Please state how many lines of the data contain "this". The number by itself is enough.
==== Provided data
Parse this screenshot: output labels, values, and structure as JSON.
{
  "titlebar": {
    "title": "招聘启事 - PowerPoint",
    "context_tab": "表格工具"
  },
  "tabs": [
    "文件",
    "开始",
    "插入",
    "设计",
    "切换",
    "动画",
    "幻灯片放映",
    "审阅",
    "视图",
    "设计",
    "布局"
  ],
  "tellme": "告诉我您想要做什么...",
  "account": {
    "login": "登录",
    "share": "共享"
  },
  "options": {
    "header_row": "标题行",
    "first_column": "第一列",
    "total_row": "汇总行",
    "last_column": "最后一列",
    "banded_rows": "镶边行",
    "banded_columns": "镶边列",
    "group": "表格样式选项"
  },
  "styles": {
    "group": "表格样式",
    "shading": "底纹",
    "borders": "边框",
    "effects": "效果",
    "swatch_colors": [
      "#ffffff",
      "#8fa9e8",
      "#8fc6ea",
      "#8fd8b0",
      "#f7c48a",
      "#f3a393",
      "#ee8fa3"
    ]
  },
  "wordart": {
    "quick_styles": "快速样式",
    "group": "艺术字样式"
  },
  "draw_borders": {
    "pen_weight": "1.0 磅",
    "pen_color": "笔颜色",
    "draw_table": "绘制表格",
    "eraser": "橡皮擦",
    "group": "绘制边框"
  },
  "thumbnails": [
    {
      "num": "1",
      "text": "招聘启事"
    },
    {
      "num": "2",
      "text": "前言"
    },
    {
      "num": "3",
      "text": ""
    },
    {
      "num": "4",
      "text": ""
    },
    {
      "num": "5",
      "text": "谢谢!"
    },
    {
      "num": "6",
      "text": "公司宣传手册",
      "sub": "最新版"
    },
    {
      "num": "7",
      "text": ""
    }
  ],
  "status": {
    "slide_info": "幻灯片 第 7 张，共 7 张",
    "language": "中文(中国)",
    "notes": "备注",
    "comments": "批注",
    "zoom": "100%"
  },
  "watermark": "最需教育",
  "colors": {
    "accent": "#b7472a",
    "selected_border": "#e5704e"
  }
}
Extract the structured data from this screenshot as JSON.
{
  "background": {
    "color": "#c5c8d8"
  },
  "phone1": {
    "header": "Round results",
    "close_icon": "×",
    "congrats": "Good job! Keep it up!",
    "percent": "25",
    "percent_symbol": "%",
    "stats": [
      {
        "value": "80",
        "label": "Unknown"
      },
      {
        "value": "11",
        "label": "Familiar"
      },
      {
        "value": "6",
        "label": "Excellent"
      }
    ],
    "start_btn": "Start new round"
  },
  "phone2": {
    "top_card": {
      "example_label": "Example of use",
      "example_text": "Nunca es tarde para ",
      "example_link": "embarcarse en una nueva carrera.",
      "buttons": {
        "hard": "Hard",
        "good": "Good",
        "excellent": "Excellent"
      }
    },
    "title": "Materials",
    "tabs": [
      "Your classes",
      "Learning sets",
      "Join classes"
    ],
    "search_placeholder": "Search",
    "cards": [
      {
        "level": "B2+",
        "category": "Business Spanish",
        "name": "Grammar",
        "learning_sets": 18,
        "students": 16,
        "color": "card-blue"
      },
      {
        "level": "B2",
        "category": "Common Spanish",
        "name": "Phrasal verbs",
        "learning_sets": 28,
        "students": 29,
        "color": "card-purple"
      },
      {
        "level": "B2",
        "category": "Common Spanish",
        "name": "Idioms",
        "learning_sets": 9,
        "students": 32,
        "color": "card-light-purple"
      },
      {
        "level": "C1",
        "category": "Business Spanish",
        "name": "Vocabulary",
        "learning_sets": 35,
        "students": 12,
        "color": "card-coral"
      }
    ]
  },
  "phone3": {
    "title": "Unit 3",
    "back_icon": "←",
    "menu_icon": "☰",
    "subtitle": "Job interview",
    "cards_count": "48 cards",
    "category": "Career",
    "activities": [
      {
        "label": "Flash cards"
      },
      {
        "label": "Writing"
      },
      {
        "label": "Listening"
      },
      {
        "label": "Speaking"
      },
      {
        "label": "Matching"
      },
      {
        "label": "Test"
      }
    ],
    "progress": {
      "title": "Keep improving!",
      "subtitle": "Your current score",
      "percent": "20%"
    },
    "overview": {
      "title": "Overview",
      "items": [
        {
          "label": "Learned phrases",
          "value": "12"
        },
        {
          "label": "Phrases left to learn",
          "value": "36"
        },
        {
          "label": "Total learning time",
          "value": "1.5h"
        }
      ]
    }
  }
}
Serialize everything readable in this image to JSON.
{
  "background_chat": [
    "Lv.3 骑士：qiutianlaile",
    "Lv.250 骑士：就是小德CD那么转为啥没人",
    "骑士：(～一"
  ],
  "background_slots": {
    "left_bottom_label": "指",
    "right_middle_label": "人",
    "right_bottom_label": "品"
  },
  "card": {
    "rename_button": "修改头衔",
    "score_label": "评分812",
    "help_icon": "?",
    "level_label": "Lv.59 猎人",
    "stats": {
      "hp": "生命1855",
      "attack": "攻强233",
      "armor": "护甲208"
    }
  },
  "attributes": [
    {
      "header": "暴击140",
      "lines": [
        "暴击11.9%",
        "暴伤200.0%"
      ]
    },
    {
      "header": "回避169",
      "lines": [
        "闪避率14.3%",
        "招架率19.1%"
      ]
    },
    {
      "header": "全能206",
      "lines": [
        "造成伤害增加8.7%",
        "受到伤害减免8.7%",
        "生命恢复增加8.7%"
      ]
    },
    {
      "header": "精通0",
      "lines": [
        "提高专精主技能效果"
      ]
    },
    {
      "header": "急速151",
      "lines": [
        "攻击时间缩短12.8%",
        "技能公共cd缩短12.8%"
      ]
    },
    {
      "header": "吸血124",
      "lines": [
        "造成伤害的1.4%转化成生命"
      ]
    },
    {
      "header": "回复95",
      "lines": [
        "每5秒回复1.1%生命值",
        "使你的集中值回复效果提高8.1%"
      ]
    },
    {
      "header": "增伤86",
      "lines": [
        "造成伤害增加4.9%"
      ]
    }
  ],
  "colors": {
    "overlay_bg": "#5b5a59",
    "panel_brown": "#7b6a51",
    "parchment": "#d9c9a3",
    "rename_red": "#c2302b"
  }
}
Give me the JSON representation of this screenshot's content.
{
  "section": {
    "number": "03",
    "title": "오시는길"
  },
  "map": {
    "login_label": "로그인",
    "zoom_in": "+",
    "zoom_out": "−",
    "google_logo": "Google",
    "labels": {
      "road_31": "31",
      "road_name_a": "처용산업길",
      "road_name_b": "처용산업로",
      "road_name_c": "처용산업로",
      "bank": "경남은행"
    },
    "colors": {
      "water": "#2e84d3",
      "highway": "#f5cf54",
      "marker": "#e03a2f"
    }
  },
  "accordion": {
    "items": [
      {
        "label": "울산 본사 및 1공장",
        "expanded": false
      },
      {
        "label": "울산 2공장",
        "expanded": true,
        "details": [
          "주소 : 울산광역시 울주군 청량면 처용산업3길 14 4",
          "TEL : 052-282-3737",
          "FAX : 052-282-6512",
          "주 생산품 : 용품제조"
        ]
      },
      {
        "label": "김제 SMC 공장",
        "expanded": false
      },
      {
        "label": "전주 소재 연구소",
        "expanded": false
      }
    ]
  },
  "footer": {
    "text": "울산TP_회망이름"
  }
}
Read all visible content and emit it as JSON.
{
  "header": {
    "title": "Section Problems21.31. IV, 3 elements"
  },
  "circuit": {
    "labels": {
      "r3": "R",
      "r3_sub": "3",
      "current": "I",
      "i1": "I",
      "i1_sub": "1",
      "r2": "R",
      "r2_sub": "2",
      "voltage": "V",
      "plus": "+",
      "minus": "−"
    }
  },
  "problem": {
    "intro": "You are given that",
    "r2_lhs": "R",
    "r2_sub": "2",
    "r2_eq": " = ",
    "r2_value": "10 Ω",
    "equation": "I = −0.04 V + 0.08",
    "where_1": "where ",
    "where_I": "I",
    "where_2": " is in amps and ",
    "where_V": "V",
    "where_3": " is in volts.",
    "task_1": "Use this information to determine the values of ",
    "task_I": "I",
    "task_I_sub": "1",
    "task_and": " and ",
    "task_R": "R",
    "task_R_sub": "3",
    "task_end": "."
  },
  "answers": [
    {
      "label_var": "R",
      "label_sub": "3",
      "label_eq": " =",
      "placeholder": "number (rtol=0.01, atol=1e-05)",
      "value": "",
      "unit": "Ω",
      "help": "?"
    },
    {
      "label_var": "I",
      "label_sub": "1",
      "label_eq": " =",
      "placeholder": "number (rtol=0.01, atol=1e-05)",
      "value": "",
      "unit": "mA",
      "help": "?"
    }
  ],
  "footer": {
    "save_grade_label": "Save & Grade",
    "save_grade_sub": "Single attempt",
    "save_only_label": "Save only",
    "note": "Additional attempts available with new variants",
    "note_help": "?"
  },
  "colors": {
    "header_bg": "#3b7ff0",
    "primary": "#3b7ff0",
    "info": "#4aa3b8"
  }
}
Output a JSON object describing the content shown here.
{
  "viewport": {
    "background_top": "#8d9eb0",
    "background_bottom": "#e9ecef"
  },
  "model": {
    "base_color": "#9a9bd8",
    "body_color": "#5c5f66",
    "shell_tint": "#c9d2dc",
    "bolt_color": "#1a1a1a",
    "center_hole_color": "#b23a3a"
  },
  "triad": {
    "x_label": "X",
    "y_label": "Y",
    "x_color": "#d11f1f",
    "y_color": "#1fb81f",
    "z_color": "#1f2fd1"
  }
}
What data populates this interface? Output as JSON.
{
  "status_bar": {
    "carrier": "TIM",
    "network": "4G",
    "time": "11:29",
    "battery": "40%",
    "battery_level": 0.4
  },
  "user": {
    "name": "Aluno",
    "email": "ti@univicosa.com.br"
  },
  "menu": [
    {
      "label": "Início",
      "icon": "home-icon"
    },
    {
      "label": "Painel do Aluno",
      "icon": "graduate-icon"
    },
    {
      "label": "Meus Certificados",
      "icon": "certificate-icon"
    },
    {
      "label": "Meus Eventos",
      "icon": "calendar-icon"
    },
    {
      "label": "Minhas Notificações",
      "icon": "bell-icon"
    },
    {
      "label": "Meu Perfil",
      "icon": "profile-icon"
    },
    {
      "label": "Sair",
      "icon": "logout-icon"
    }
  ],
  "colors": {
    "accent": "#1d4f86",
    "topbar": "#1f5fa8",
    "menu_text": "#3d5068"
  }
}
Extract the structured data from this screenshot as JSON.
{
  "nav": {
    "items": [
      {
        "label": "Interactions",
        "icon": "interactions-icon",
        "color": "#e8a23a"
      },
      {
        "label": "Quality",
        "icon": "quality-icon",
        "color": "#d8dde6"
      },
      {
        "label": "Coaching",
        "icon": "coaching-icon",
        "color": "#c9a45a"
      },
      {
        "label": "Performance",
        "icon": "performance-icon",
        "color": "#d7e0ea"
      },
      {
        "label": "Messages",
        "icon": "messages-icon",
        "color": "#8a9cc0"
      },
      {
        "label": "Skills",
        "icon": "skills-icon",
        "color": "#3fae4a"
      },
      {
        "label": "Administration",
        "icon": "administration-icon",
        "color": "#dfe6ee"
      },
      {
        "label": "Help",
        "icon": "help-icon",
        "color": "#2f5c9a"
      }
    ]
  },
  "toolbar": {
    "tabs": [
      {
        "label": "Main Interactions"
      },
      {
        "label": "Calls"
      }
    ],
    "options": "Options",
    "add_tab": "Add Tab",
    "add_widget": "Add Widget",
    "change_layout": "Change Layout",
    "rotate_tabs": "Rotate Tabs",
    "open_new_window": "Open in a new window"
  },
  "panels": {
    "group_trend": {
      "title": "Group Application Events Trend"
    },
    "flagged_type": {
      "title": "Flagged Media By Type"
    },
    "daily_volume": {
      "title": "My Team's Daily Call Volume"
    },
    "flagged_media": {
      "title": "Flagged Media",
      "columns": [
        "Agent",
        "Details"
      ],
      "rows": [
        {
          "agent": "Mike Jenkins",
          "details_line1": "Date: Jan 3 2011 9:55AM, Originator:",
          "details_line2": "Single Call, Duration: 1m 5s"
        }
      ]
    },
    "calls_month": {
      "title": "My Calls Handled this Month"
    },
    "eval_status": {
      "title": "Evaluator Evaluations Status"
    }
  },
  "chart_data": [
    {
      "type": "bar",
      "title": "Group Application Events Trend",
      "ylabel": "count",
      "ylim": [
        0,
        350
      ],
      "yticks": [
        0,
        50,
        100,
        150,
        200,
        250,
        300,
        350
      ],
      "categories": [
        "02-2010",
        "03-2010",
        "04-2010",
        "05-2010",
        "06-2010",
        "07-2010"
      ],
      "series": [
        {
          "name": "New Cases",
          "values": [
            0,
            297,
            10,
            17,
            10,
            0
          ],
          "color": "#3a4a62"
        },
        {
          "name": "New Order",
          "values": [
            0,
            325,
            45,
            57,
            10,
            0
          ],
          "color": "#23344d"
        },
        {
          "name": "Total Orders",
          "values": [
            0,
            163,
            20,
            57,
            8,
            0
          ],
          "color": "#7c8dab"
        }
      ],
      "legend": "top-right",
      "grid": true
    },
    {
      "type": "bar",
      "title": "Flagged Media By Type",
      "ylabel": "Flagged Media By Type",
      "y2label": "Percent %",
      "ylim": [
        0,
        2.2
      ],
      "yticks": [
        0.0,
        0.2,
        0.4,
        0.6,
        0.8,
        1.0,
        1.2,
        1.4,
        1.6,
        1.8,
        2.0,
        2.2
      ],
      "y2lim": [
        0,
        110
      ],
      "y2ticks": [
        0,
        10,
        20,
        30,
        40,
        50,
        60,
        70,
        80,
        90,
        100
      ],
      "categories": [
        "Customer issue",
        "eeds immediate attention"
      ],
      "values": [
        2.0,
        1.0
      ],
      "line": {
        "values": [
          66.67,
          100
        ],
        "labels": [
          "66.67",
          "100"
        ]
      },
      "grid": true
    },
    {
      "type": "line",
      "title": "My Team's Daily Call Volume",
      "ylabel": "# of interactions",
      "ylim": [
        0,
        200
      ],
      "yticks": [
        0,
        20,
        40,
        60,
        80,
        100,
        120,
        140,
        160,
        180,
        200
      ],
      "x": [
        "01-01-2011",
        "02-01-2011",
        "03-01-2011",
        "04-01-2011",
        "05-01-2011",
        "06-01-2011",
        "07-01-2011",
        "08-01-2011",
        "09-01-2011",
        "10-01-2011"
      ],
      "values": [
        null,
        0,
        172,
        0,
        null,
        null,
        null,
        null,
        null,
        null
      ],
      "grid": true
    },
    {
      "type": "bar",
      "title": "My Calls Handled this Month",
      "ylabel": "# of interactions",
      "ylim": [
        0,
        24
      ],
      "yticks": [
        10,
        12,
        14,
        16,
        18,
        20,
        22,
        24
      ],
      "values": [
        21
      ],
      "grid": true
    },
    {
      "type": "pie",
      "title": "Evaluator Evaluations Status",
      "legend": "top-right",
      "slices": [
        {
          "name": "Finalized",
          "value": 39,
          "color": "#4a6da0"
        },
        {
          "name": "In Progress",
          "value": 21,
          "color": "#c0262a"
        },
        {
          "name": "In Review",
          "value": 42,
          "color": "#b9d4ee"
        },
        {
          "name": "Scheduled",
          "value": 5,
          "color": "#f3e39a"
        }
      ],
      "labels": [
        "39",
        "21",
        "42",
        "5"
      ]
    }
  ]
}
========
** Answer space **
9